**What to produce:**
Which lines in the material below contain the word "phone"? Copy each of them.

**Given information:**
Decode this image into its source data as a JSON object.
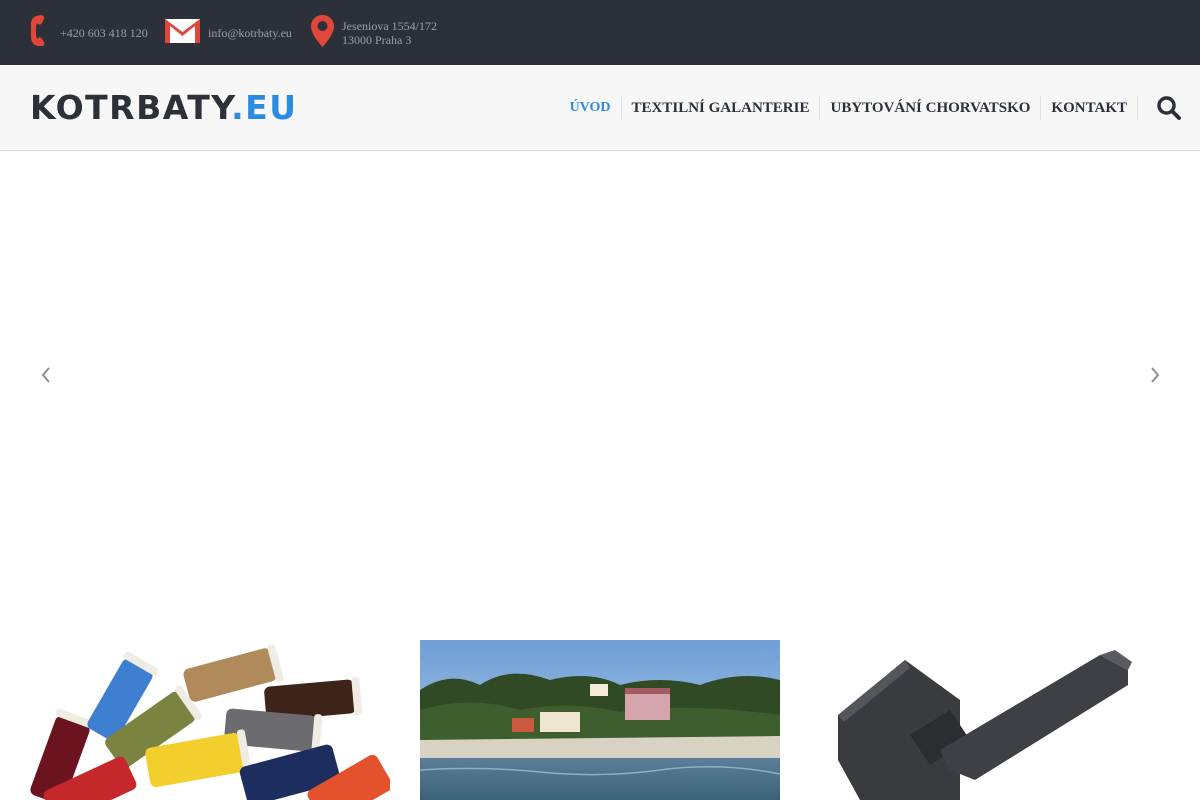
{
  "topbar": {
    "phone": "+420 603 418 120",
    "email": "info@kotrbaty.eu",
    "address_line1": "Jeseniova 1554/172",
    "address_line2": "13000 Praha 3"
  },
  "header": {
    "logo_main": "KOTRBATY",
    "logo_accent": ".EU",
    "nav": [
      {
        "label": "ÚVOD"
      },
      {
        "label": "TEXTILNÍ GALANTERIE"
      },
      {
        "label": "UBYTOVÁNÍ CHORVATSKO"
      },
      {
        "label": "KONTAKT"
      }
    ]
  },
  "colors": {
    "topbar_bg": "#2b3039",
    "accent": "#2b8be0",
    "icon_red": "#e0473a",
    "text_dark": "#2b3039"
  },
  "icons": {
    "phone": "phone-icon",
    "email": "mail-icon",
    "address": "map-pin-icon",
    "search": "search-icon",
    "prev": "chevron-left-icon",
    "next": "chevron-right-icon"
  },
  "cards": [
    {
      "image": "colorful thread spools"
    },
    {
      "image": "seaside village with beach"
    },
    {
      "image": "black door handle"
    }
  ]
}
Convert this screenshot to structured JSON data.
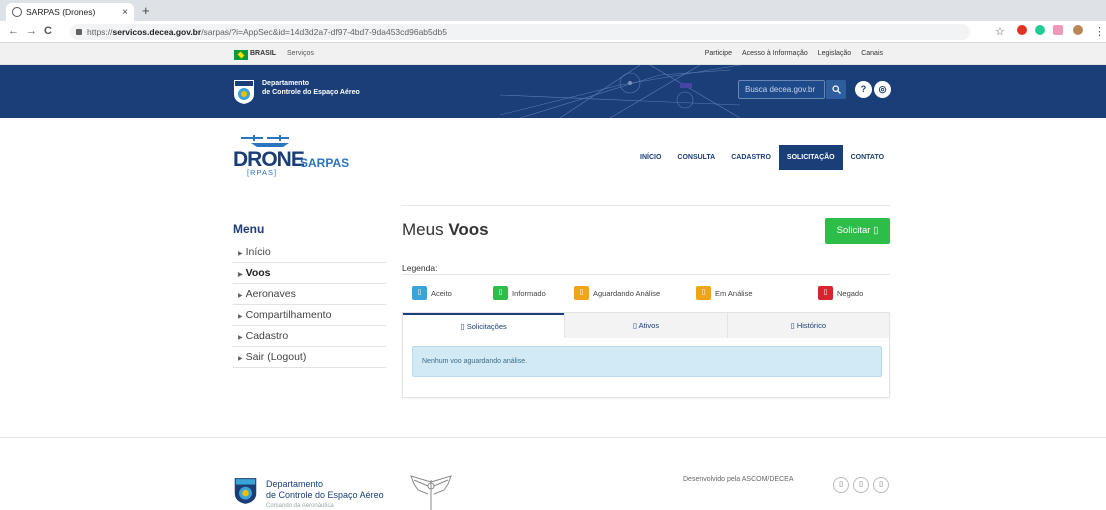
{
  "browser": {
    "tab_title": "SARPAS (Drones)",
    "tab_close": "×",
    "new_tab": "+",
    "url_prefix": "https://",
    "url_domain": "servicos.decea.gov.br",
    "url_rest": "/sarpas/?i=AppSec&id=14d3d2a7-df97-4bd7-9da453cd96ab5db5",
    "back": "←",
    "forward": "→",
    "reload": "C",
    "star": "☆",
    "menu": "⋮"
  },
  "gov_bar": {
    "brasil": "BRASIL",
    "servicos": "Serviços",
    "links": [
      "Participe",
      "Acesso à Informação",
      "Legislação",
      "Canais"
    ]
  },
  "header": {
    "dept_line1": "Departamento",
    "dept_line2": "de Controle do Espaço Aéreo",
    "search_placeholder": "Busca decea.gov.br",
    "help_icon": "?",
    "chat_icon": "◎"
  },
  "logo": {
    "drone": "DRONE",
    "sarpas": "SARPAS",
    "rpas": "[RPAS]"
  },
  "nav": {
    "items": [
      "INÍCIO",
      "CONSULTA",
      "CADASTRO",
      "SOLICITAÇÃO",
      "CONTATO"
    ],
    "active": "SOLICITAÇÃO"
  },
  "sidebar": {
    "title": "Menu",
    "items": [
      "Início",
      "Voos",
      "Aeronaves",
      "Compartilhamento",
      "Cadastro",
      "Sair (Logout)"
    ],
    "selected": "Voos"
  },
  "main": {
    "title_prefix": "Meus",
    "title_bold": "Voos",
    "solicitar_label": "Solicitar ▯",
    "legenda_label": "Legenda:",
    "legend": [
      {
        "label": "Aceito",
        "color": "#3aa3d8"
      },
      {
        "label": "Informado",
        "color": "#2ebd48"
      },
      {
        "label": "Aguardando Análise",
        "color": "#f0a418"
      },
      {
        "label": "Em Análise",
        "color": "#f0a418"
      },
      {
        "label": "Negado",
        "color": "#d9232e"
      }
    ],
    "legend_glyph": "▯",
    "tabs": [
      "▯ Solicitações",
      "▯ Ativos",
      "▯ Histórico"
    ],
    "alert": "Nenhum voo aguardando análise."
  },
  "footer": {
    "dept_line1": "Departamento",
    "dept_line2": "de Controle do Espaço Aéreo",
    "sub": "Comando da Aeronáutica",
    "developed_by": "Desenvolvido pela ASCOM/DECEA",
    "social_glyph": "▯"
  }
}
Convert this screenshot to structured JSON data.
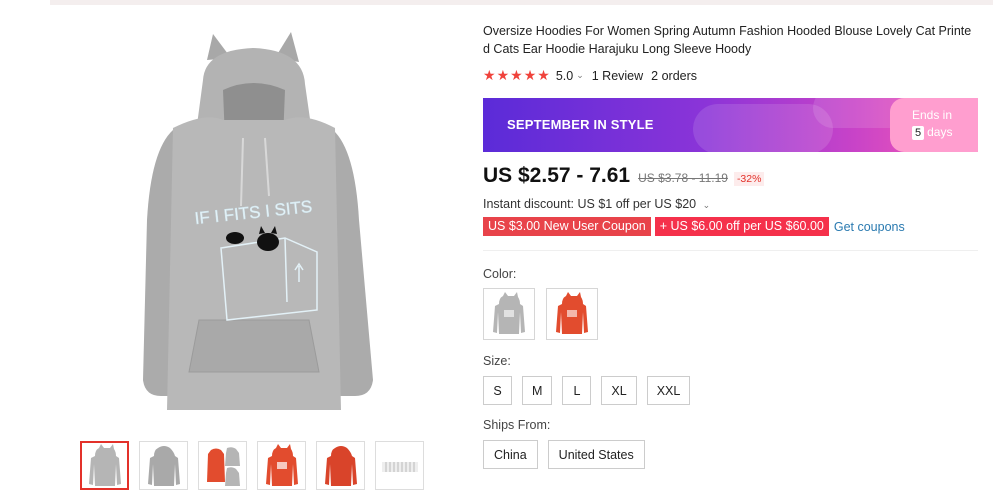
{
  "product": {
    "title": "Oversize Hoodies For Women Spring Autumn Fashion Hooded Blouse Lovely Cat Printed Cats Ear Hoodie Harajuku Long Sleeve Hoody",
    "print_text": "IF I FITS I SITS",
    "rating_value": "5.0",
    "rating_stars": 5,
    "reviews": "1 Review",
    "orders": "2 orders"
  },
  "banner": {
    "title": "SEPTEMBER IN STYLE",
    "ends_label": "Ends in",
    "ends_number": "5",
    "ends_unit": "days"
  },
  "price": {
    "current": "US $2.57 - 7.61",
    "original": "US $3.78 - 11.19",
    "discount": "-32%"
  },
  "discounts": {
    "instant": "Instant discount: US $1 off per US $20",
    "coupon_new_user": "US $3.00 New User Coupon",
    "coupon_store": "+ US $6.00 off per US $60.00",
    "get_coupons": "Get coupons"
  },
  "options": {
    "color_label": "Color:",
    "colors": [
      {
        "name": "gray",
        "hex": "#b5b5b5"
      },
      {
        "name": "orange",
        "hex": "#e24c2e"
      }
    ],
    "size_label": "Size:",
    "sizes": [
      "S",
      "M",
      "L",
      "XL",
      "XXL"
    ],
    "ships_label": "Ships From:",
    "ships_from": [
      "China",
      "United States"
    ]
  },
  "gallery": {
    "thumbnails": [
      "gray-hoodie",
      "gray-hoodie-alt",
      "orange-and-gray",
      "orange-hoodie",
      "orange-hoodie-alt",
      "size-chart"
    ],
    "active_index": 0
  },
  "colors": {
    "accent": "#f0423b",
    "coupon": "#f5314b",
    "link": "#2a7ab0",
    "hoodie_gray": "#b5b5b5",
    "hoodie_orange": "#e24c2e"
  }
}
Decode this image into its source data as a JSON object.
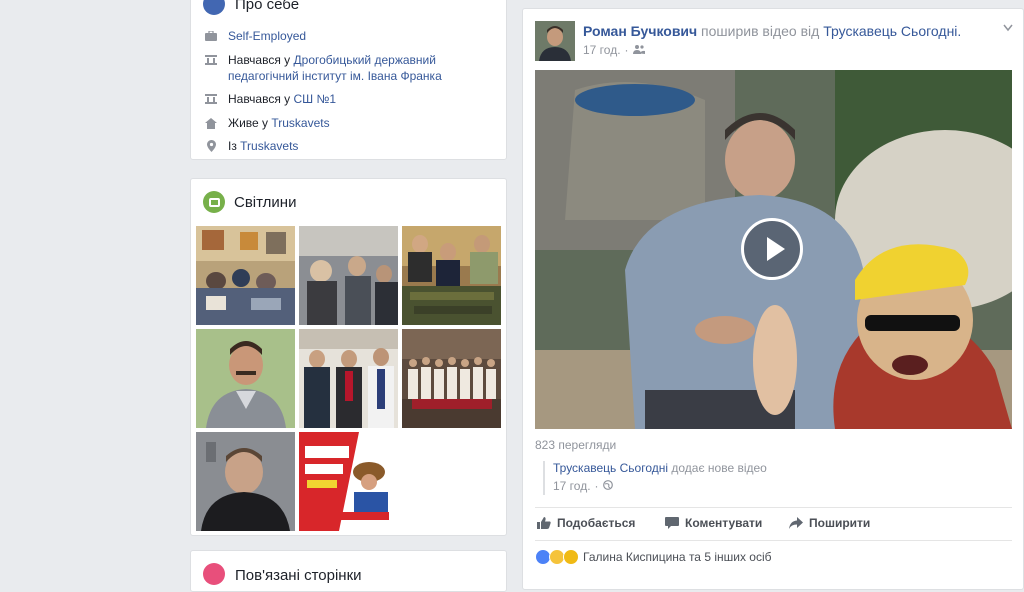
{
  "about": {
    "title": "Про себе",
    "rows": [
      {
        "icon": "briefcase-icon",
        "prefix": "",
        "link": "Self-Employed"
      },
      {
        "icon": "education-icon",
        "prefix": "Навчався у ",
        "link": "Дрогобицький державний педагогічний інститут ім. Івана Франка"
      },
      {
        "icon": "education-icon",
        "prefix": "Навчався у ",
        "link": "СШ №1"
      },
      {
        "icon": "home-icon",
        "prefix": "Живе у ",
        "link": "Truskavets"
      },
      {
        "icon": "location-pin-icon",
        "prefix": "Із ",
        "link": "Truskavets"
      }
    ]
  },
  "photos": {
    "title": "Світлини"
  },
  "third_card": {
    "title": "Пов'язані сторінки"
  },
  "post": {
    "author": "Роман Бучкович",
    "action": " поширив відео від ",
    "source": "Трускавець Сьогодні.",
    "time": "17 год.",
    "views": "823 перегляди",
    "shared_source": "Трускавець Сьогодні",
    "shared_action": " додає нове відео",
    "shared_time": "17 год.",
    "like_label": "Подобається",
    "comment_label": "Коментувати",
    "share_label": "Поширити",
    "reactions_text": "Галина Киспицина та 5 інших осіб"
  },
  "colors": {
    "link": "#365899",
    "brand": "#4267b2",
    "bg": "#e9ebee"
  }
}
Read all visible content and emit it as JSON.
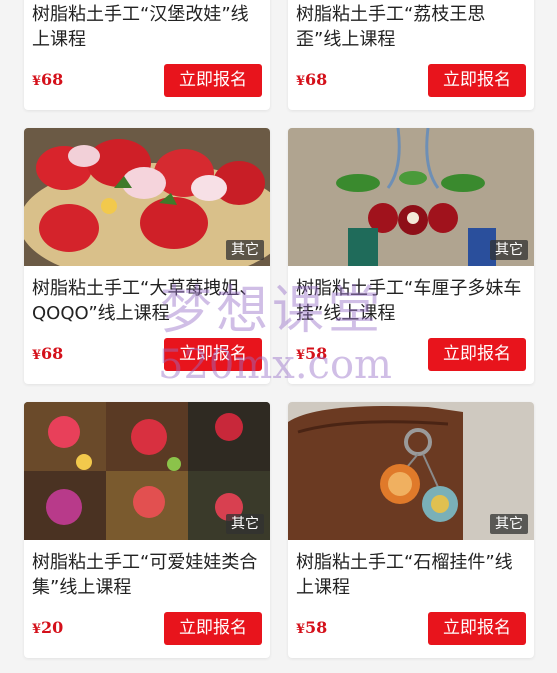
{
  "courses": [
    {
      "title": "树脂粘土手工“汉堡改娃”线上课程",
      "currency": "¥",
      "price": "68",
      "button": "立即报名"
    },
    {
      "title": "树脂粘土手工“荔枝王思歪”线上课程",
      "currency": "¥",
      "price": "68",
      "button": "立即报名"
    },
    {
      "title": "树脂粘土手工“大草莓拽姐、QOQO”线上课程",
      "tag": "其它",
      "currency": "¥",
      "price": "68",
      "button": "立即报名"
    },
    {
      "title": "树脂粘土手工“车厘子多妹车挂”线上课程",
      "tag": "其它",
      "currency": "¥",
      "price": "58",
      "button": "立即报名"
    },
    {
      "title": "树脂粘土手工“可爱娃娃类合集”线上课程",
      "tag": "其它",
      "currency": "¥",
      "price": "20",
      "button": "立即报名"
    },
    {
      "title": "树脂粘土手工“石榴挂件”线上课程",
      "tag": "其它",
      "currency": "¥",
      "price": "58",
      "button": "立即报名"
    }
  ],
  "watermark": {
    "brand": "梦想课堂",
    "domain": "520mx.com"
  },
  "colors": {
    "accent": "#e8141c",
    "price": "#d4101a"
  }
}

**Completed task:**
    "phone": "+420 603 418 120",
    "phone": "phone-icon",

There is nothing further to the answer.